▶ [Exercise brief]:
Where the records hold the string "ЭПРА", show the whole line it sits on.

┌────────

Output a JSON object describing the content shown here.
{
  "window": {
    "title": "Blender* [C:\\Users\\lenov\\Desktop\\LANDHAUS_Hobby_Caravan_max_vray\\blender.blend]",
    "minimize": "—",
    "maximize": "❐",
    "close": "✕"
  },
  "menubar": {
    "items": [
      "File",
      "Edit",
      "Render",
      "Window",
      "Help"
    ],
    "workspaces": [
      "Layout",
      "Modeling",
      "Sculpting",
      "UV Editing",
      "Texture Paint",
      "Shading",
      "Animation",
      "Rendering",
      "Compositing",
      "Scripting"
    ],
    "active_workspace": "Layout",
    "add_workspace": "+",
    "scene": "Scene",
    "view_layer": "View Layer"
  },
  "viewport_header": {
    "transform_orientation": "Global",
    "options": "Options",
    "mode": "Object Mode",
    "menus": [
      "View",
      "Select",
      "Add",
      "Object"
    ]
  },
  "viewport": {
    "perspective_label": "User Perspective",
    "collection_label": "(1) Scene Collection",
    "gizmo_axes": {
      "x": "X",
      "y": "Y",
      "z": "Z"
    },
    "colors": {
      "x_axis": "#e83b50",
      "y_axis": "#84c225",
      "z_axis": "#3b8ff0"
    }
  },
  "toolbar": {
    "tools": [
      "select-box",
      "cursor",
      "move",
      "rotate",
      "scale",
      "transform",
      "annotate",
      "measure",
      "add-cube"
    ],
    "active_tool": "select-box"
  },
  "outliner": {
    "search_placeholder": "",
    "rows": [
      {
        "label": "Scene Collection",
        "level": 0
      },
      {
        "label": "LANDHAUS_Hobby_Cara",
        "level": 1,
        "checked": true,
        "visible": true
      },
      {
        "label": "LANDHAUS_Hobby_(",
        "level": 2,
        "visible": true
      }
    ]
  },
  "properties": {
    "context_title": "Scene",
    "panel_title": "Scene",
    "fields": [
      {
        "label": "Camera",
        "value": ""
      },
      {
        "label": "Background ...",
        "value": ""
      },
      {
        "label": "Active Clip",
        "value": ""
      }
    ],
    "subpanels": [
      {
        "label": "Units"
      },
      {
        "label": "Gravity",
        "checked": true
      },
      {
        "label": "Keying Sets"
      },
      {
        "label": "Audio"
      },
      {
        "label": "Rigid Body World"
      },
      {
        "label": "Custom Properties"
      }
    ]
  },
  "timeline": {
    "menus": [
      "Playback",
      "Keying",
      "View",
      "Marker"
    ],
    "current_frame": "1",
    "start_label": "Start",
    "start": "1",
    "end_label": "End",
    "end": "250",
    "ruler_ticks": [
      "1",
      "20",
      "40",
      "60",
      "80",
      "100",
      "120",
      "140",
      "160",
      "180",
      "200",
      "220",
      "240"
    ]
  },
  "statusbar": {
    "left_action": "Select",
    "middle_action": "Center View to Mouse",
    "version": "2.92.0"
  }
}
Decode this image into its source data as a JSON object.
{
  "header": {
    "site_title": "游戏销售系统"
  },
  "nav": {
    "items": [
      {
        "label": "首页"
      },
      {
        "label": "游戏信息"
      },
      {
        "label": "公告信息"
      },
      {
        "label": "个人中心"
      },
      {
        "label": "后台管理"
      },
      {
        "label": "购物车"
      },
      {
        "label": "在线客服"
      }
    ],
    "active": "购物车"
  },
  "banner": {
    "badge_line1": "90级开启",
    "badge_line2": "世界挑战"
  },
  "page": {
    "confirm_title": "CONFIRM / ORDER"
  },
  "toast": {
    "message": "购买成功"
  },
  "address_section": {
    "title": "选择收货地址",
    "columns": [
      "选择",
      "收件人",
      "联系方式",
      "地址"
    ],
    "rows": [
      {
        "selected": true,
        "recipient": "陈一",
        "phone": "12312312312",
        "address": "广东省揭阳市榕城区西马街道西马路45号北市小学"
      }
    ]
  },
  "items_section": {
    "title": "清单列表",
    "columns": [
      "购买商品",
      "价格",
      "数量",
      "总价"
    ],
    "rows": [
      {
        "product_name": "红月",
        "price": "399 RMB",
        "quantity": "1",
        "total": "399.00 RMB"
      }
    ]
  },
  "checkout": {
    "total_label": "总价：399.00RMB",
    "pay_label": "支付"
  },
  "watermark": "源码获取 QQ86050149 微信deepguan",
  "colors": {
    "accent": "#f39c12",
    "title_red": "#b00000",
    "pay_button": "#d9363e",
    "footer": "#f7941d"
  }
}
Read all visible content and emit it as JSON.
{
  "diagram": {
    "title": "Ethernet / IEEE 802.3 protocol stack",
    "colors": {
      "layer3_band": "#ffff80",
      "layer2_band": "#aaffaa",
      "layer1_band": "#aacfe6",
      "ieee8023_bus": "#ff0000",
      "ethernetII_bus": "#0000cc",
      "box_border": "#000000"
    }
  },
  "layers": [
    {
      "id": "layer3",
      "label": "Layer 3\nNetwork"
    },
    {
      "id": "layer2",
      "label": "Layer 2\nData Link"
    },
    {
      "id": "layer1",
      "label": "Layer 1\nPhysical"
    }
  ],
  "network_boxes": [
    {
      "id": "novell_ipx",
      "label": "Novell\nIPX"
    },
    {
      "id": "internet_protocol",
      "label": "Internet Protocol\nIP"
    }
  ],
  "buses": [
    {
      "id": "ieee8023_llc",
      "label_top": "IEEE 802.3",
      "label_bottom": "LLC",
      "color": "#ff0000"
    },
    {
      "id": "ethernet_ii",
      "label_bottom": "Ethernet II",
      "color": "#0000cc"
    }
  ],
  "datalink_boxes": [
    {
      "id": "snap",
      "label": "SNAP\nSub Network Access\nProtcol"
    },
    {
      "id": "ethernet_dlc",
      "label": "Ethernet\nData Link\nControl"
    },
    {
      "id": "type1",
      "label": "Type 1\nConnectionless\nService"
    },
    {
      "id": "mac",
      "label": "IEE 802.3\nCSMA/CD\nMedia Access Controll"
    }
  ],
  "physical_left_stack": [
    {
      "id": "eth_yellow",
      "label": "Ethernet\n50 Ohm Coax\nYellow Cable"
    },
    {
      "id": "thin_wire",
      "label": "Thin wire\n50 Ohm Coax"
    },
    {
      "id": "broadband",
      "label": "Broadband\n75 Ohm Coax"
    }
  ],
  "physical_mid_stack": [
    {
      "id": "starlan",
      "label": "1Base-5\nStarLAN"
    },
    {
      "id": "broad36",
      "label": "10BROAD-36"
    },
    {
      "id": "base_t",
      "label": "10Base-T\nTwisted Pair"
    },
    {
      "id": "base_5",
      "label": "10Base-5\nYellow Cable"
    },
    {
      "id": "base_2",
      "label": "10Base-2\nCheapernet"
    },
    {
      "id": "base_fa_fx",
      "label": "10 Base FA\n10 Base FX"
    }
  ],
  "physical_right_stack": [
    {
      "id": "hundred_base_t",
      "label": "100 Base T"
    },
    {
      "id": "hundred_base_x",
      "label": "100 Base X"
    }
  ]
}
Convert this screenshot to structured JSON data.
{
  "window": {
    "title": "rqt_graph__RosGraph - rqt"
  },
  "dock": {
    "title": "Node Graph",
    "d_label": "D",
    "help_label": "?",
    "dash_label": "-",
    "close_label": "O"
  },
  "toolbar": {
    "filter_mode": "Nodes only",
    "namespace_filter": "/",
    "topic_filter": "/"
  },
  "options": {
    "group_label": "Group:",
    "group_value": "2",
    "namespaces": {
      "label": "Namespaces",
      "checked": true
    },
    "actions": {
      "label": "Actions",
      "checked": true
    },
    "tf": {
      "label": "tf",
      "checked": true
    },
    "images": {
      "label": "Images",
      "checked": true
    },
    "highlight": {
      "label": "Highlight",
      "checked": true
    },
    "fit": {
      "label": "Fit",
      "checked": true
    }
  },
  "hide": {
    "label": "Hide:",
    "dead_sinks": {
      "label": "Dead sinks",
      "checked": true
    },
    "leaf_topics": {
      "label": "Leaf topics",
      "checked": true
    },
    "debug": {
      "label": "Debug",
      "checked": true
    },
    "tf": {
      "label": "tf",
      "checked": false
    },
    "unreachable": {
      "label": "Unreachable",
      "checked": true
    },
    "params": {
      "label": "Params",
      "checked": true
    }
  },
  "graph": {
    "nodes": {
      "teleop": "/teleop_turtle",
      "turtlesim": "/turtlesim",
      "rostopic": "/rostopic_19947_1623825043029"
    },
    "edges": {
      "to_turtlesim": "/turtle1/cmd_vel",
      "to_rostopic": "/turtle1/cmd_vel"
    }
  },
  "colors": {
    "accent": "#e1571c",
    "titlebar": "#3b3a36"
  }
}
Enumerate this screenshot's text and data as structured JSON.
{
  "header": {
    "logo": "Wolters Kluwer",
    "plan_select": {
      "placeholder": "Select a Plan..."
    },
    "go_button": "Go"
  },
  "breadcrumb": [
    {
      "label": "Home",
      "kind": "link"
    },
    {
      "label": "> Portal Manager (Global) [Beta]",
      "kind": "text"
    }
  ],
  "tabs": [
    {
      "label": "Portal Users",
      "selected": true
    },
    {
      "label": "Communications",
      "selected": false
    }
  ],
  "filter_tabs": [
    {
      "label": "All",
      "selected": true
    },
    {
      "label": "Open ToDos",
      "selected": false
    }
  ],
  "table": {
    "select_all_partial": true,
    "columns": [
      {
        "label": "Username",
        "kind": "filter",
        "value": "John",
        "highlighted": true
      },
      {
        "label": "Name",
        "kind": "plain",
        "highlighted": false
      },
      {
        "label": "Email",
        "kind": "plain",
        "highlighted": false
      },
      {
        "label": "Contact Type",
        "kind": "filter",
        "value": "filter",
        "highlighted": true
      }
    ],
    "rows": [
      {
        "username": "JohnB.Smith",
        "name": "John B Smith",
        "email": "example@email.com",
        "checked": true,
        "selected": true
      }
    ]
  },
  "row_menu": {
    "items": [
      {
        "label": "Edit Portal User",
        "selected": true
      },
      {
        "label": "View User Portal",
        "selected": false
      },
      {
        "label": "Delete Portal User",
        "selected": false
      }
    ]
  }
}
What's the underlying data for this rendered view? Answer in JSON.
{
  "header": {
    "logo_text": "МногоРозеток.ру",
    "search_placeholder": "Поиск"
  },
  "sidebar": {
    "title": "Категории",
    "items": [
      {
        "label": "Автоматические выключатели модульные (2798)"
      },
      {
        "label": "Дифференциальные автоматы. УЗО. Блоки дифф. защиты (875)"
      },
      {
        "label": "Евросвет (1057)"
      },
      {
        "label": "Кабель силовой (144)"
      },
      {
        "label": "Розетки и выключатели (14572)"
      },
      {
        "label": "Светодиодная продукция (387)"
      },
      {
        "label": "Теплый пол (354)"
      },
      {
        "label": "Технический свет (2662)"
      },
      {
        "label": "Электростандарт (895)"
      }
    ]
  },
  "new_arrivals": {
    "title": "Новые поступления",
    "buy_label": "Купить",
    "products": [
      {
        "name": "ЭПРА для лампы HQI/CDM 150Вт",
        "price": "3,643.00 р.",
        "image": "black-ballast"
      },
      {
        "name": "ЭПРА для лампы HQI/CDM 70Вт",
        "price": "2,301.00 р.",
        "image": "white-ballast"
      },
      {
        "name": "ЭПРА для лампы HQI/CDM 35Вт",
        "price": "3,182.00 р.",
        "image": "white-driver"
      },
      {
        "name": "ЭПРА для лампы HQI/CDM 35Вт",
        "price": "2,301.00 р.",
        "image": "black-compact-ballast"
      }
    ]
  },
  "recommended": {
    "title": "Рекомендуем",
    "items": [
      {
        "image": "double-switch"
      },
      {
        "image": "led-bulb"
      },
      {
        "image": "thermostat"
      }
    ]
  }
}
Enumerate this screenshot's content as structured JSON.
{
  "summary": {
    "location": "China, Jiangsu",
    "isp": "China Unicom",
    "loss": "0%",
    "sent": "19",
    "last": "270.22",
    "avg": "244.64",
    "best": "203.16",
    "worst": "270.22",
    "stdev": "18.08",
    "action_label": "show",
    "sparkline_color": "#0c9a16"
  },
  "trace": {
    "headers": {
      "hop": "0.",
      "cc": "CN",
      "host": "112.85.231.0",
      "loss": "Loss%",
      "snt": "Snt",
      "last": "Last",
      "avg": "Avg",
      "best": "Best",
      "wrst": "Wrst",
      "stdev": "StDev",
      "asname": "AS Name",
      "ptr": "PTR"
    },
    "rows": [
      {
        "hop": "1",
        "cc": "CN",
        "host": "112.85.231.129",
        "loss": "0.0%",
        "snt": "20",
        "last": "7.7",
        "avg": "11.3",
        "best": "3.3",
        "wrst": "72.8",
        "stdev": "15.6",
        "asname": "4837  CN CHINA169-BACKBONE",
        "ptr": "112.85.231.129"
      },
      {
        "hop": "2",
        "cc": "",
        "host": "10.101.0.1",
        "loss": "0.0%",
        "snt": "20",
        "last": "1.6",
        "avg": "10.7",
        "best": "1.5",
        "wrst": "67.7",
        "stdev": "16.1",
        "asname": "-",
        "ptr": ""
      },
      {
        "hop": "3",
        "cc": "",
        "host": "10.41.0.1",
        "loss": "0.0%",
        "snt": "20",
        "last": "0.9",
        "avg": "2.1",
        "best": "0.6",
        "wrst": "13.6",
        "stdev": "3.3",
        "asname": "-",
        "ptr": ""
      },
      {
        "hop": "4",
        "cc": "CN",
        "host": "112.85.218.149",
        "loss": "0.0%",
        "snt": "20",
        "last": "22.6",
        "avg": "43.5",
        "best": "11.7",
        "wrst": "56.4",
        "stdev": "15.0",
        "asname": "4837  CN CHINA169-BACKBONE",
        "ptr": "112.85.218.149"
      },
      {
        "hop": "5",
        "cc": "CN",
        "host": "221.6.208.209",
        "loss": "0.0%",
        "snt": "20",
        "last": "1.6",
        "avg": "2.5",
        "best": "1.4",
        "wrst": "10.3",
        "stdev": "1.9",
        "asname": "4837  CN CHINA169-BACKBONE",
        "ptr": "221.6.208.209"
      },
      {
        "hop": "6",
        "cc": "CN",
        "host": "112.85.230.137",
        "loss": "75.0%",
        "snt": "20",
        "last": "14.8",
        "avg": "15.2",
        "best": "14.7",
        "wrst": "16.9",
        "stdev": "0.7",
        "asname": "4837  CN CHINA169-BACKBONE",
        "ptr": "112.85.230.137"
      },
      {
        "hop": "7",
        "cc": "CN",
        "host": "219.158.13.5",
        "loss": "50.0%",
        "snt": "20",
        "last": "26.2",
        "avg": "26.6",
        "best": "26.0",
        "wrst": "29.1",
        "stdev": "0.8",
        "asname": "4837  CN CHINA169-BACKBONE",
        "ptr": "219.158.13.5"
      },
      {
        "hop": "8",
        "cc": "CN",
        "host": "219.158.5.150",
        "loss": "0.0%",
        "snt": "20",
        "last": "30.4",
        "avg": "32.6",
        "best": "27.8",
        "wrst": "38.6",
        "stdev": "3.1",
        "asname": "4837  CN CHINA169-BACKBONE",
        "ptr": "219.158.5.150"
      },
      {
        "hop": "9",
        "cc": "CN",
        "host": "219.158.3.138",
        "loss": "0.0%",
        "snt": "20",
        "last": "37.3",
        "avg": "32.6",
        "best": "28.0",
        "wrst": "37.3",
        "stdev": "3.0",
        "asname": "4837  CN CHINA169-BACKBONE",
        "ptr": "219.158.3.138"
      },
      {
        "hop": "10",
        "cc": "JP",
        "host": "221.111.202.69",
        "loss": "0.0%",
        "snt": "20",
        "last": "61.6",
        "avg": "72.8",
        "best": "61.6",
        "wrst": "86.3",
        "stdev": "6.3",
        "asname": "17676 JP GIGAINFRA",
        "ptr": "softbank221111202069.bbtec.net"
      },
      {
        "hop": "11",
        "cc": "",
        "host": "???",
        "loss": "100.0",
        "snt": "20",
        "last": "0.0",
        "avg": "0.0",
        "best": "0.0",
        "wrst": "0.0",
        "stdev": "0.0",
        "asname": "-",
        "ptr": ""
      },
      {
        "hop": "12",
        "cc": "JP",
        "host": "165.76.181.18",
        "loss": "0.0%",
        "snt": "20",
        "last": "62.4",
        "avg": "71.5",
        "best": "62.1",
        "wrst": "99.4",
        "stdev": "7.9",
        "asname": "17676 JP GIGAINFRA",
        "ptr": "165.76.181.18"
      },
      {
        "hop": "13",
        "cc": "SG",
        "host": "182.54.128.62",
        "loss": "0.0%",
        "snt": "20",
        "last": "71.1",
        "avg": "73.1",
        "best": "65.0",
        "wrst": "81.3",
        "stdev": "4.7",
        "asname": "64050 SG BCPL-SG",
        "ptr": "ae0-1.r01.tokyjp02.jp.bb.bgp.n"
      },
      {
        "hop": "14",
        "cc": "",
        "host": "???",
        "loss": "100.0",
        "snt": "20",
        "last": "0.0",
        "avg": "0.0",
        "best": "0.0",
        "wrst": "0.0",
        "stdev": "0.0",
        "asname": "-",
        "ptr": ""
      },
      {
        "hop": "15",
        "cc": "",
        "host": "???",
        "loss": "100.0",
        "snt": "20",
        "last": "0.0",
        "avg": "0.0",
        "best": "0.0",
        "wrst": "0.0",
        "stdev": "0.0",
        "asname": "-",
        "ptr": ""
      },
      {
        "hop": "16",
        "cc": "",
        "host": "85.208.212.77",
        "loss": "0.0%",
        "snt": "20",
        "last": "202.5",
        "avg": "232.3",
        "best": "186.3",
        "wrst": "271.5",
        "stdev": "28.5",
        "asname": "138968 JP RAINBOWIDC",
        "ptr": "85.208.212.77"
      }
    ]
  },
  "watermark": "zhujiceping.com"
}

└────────

▶ [Solution to this exercise]:
        "name": "ЭПРА для лампы HQI/CDM 150Вт",
        "name": "ЭПРА для лампы HQI/CDM 70Вт",
        "name": "ЭПРА для лампы HQI/CDM 35Вт",
        "name": "ЭПРА для лампы HQI/CDM 35Вт",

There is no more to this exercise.